#### [DATA RECORDS]
++++++++++++++++++++

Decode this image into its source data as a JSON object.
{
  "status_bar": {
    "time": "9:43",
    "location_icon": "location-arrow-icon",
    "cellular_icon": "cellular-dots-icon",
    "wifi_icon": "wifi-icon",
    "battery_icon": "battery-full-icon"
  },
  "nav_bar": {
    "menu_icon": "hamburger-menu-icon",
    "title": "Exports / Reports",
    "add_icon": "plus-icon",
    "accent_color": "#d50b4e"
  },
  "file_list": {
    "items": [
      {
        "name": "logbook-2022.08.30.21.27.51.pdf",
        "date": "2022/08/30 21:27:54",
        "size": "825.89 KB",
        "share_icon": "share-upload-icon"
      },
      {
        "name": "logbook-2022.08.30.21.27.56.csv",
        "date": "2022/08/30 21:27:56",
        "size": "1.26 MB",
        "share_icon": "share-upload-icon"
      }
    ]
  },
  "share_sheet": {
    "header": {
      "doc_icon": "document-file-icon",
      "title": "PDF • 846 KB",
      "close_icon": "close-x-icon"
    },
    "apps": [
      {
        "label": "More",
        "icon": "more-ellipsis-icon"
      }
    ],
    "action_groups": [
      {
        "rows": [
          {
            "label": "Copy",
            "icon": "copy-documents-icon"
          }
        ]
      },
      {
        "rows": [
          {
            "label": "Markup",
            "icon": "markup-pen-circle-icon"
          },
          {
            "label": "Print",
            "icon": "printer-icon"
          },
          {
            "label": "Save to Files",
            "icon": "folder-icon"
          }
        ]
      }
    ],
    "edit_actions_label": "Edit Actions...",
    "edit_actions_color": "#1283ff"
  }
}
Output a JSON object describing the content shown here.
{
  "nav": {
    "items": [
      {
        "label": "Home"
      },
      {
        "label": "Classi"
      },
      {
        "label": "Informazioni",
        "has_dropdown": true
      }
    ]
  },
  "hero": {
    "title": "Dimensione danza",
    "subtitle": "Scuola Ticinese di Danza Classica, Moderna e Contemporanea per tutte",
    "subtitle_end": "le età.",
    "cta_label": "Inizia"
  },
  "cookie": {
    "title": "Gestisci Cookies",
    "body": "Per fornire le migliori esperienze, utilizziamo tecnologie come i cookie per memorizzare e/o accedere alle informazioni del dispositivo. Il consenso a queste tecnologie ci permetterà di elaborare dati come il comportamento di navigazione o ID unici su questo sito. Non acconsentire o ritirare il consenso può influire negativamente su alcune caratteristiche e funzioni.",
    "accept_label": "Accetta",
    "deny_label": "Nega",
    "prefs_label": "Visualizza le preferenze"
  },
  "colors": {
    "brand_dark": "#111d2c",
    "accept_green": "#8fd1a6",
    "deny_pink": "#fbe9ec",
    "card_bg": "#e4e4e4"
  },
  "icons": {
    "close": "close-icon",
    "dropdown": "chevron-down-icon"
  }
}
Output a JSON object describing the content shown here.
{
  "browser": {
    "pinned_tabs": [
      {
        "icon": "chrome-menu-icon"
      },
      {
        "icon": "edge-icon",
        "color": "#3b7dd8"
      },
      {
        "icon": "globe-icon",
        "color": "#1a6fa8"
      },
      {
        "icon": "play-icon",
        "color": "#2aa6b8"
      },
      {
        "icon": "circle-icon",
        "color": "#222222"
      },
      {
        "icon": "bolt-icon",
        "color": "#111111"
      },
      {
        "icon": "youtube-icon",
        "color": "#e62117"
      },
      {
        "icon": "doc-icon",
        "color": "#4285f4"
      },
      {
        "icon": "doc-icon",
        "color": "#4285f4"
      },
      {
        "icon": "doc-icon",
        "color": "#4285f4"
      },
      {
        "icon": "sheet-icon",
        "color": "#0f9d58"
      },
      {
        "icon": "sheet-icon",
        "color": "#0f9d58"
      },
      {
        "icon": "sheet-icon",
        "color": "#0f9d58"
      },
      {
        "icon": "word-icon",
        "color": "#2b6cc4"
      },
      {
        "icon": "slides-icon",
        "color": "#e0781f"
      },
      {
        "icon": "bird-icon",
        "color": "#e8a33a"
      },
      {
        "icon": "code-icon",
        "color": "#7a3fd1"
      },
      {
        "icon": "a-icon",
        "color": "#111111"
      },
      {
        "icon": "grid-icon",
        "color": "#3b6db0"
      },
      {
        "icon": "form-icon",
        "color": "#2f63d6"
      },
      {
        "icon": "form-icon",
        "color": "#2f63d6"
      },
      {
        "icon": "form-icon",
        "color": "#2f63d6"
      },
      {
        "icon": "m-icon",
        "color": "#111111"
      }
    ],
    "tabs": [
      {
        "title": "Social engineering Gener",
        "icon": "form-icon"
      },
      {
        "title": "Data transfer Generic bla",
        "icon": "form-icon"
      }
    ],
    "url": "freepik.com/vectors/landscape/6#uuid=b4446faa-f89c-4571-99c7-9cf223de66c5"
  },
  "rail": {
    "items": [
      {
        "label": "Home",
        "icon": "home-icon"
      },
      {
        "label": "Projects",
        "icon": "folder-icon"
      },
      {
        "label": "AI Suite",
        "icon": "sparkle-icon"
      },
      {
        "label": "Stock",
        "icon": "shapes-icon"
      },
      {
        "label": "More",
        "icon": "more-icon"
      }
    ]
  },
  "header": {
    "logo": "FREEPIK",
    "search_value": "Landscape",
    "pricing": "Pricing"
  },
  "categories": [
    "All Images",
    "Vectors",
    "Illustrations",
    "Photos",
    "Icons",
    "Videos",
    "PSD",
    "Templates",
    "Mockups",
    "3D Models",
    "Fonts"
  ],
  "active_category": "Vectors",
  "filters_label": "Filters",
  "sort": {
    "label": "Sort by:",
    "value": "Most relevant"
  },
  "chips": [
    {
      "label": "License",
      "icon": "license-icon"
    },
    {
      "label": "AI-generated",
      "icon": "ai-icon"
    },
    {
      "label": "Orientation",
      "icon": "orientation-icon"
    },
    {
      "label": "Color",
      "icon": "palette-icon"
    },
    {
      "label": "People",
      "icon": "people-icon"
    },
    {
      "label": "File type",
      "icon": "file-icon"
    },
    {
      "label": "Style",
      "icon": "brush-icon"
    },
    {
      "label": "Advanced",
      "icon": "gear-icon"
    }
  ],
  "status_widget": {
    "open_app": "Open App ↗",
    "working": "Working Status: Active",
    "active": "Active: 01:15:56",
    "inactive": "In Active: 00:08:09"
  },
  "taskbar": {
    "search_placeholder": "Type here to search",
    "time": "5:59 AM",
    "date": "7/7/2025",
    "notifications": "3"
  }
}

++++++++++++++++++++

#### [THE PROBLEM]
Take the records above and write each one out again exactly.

#### [REPLY TO THE TASK]
Decode this image into its source data as a JSON object.
{
  "status_bar": {
    "time": "9:43",
    "location_icon": "location-arrow-icon",
    "cellular_icon": "cellular-dots-icon",
    "wifi_icon": "wifi-icon",
    "battery_icon": "battery-full-icon"
  },
  "nav_bar": {
    "menu_icon": "hamburger-menu-icon",
    "title": "Exports / Reports",
    "add_icon": "plus-icon",
    "accent_color": "#d50b4e"
  },
  "file_list": {
    "items": [
      {
        "name": "logbook-2022.08.30.21.27.51.pdf",
        "date": "2022/08/30 21:27:54",
        "size": "825.89 KB",
        "share_icon": "share-upload-icon"
      },
      {
        "name": "logbook-2022.08.30.21.27.56.csv",
        "date": "2022/08/30 21:27:56",
        "size": "1.26 MB",
        "share_icon": "share-upload-icon"
      }
    ]
  },
  "share_sheet": {
    "header": {
      "doc_icon": "document-file-icon",
      "title": "PDF • 846 KB",
      "close_icon": "close-x-icon"
    },
    "apps": [
      {
        "label": "More",
        "icon": "more-ellipsis-icon"
      }
    ],
    "action_groups": [
      {
        "rows": [
          {
            "label": "Copy",
            "icon": "copy-documents-icon"
          }
        ]
      },
      {
        "rows": [
          {
            "label": "Markup",
            "icon": "markup-pen-circle-icon"
          },
          {
            "label": "Print",
            "icon": "printer-icon"
          },
          {
            "label": "Save to Files",
            "icon": "folder-icon"
          }
        ]
      }
    ],
    "edit_actions_label": "Edit Actions...",
    "edit_actions_color": "#1283ff"
  }
}
Output a JSON object describing the content shown here.
{
  "nav": {
    "items": [
      {
        "label": "Home"
      },
      {
        "label": "Classi"
      },
      {
        "label": "Informazioni",
        "has_dropdown": true
      }
    ]
  },
  "hero": {
    "title": "Dimensione danza",
    "subtitle": "Scuola Ticinese di Danza Classica, Moderna e Contemporanea per tutte",
    "subtitle_end": "le età.",
    "cta_label": "Inizia"
  },
  "cookie": {
    "title": "Gestisci Cookies",
    "body": "Per fornire le migliori esperienze, utilizziamo tecnologie come i cookie per memorizzare e/o accedere alle informazioni del dispositivo. Il consenso a queste tecnologie ci permetterà di elaborare dati come il comportamento di navigazione o ID unici su questo sito. Non acconsentire o ritirare il consenso può influire negativamente su alcune caratteristiche e funzioni.",
    "accept_label": "Accetta",
    "deny_label": "Nega",
    "prefs_label": "Visualizza le preferenze"
  },
  "colors": {
    "brand_dark": "#111d2c",
    "accept_green": "#8fd1a6",
    "deny_pink": "#fbe9ec",
    "card_bg": "#e4e4e4"
  },
  "icons": {
    "close": "close-icon",
    "dropdown": "chevron-down-icon"
  }
}
Output a JSON object describing the content shown here.
{
  "browser": {
    "pinned_tabs": [
      {
        "icon": "chrome-menu-icon"
      },
      {
        "icon": "edge-icon",
        "color": "#3b7dd8"
      },
      {
        "icon": "globe-icon",
        "color": "#1a6fa8"
      },
      {
        "icon": "play-icon",
        "color": "#2aa6b8"
      },
      {
        "icon": "circle-icon",
        "color": "#222222"
      },
      {
        "icon": "bolt-icon",
        "color": "#111111"
      },
      {
        "icon": "youtube-icon",
        "color": "#e62117"
      },
      {
        "icon": "doc-icon",
        "color": "#4285f4"
      },
      {
        "icon": "doc-icon",
        "color": "#4285f4"
      },
      {
        "icon": "doc-icon",
        "color": "#4285f4"
      },
      {
        "icon": "sheet-icon",
        "color": "#0f9d58"
      },
      {
        "icon": "sheet-icon",
        "color": "#0f9d58"
      },
      {
        "icon": "sheet-icon",
        "color": "#0f9d58"
      },
      {
        "icon": "word-icon",
        "color": "#2b6cc4"
      },
      {
        "icon": "slides-icon",
        "color": "#e0781f"
      },
      {
        "icon": "bird-icon",
        "color": "#e8a33a"
      },
      {
        "icon": "code-icon",
        "color": "#7a3fd1"
      },
      {
        "icon": "a-icon",
        "color": "#111111"
      },
      {
        "icon": "grid-icon",
        "color": "#3b6db0"
      },
      {
        "icon": "form-icon",
        "color": "#2f63d6"
      },
      {
        "icon": "form-icon",
        "color": "#2f63d6"
      },
      {
        "icon": "form-icon",
        "color": "#2f63d6"
      },
      {
        "icon": "m-icon",
        "color": "#111111"
      }
    ],
    "tabs": [
      {
        "title": "Social engineering Gener",
        "icon": "form-icon"
      },
      {
        "title": "Data transfer Generic bla",
        "icon": "form-icon"
      }
    ],
    "url": "freepik.com/vectors/landscape/6#uuid=b4446faa-f89c-4571-99c7-9cf223de66c5"
  },
  "rail": {
    "items": [
      {
        "label": "Home",
        "icon": "home-icon"
      },
      {
        "label": "Projects",
        "icon": "folder-icon"
      },
      {
        "label": "AI Suite",
        "icon": "sparkle-icon"
      },
      {
        "label": "Stock",
        "icon": "shapes-icon"
      },
      {
        "label": "More",
        "icon": "more-icon"
      }
    ]
  },
  "header": {
    "logo": "FREEPIK",
    "search_value": "Landscape",
    "pricing": "Pricing"
  },
  "categories": [
    "All Images",
    "Vectors",
    "Illustrations",
    "Photos",
    "Icons",
    "Videos",
    "PSD",
    "Templates",
    "Mockups",
    "3D Models",
    "Fonts"
  ],
  "active_category": "Vectors",
  "filters_label": "Filters",
  "sort": {
    "label": "Sort by:",
    "value": "Most relevant"
  },
  "chips": [
    {
      "label": "License",
      "icon": "license-icon"
    },
    {
      "label": "AI-generated",
      "icon": "ai-icon"
    },
    {
      "label": "Orientation",
      "icon": "orientation-icon"
    },
    {
      "label": "Color",
      "icon": "palette-icon"
    },
    {
      "label": "People",
      "icon": "people-icon"
    },
    {
      "label": "File type",
      "icon": "file-icon"
    },
    {
      "label": "Style",
      "icon": "brush-icon"
    },
    {
      "label": "Advanced",
      "icon": "gear-icon"
    }
  ],
  "status_widget": {
    "open_app": "Open App ↗",
    "working": "Working Status: Active",
    "active": "Active: 01:15:56",
    "inactive": "In Active: 00:08:09"
  },
  "taskbar": {
    "search_placeholder": "Type here to search",
    "time": "5:59 AM",
    "date": "7/7/2025",
    "notifications": "3"
  }
}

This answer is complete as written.